- _Work request_: From the data below, copy out every line in which the word "this" occurs.

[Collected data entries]

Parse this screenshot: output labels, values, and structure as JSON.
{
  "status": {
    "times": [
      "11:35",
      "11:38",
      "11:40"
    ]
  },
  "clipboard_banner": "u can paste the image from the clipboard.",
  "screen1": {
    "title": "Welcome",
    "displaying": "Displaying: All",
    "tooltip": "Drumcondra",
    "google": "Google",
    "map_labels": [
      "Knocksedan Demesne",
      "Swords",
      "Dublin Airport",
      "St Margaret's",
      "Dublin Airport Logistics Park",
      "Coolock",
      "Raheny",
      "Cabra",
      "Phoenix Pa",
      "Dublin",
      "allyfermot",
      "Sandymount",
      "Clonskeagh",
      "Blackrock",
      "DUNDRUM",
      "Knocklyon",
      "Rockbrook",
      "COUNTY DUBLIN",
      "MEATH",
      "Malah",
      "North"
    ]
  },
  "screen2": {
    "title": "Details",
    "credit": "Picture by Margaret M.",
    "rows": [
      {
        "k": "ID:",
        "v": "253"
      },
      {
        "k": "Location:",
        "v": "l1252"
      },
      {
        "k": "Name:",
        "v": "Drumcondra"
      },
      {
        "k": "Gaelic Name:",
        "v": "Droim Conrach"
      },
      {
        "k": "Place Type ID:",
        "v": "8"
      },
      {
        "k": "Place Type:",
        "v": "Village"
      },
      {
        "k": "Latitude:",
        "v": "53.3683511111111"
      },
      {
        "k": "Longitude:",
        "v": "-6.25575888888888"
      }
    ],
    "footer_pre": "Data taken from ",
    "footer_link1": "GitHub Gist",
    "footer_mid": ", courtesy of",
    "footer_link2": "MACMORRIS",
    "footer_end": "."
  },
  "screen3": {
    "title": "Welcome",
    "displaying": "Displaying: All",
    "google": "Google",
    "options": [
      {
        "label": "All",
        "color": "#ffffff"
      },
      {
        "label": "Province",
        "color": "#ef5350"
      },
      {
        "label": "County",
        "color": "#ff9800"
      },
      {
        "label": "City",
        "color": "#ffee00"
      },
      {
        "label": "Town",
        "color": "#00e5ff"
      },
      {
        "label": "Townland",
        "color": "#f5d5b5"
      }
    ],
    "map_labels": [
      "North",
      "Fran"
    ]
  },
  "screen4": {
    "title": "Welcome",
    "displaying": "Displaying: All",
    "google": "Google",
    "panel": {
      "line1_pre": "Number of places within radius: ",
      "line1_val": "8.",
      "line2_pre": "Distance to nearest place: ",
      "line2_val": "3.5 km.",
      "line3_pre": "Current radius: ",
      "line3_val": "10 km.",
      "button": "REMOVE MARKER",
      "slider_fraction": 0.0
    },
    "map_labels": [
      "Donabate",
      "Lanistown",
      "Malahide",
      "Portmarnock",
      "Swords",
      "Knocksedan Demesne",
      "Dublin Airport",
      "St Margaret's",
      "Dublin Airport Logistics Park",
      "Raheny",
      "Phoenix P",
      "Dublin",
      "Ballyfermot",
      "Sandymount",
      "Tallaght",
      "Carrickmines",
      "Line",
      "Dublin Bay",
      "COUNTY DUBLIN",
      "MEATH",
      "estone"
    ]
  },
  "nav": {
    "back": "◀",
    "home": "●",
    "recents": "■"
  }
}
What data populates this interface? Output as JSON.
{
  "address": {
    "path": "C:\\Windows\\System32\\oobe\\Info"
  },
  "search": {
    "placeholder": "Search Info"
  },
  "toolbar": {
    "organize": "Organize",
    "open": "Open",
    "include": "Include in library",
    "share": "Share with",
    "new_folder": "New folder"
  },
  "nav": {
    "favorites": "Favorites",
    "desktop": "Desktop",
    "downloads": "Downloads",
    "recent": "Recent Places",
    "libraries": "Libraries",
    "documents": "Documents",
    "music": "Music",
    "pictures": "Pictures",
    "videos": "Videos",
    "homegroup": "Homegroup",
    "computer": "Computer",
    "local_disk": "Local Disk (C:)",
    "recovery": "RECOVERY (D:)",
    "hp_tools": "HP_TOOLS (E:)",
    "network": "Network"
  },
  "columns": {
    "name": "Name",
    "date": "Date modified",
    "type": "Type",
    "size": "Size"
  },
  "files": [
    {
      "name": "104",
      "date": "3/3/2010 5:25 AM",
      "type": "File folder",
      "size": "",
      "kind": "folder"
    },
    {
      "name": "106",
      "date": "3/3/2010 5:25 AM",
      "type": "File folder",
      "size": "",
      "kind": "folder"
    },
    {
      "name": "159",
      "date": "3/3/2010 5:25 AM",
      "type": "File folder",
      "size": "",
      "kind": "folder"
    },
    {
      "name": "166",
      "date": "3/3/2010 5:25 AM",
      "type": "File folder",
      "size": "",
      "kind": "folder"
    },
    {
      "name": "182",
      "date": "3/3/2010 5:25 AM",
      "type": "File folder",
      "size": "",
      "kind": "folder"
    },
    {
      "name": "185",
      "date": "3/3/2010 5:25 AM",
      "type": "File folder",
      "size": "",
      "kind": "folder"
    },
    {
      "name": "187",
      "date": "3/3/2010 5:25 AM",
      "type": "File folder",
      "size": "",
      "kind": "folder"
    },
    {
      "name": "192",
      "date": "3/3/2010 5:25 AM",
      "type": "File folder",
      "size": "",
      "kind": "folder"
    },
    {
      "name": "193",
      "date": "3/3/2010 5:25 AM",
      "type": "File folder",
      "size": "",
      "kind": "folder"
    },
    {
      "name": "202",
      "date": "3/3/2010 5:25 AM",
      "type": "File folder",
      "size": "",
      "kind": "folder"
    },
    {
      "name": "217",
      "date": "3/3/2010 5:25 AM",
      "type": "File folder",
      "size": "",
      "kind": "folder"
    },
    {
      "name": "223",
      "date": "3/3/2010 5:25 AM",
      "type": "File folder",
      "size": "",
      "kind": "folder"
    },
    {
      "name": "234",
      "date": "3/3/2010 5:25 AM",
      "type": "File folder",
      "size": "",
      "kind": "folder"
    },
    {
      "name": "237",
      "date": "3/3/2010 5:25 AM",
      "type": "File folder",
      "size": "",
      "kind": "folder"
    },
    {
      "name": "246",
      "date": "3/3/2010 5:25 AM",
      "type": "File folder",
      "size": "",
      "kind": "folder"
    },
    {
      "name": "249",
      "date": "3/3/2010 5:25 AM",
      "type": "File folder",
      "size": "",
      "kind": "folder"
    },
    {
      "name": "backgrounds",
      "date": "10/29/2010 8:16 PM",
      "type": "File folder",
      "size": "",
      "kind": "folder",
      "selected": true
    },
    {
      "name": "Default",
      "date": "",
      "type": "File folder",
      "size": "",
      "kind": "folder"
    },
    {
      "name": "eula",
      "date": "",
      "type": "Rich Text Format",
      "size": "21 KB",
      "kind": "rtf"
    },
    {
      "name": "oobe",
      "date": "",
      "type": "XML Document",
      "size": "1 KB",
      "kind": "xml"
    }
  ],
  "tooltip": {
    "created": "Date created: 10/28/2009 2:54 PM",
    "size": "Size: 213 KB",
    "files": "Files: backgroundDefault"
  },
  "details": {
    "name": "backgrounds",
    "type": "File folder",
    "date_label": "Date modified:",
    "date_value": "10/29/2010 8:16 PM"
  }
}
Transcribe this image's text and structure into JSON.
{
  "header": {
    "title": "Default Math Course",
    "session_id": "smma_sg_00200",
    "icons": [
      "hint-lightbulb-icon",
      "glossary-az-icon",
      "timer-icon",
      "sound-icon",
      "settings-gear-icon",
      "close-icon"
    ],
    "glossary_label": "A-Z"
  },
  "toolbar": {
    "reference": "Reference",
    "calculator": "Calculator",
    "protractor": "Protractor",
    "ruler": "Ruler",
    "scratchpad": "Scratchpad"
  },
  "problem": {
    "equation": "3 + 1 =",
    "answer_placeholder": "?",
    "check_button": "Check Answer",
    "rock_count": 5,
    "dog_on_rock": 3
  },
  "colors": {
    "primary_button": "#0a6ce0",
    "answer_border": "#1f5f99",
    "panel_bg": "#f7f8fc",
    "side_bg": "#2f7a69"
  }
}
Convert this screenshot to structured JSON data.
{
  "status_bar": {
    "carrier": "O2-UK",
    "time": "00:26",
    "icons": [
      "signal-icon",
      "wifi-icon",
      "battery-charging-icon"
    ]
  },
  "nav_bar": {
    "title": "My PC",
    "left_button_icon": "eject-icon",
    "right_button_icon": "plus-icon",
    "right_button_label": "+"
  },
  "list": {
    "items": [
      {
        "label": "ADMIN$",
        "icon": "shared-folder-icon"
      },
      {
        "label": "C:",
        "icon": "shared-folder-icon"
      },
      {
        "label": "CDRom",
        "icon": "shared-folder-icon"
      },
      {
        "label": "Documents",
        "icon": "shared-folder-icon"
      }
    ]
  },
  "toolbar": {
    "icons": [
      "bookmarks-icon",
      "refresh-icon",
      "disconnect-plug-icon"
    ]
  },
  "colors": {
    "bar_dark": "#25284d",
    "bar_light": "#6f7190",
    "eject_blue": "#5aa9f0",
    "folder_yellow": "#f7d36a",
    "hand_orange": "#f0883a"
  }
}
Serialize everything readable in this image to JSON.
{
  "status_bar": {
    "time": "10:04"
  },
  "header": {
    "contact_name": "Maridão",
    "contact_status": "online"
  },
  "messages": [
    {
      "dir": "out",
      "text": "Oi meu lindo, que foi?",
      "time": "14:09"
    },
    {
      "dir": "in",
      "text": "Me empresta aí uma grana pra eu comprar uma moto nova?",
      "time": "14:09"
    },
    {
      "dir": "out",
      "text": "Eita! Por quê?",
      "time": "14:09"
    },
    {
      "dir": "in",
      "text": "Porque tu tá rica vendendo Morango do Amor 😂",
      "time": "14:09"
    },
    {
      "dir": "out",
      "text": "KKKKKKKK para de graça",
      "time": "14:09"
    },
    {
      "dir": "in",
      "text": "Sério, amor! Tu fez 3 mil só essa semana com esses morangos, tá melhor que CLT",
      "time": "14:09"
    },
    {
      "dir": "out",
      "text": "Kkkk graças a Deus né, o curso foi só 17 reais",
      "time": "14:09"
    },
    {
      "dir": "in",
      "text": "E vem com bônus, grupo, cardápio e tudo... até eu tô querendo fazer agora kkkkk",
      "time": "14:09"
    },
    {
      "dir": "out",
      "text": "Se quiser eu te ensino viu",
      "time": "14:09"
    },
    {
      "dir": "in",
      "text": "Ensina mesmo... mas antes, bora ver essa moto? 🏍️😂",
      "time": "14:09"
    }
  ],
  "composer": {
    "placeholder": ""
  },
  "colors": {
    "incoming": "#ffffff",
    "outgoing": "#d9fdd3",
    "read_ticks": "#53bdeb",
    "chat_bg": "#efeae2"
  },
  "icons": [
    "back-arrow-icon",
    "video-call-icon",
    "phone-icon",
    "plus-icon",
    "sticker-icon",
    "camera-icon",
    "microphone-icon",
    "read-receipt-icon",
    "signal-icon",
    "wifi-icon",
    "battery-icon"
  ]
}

- _Task response_:
Parse this screenshot: output labels, values, and structure as JSON.
What data populates this interface? Output as JSON.
Transcribe this image's text and structure into JSON.
Convert this screenshot to structured JSON data.
Serialize everything readable in this image to JSON.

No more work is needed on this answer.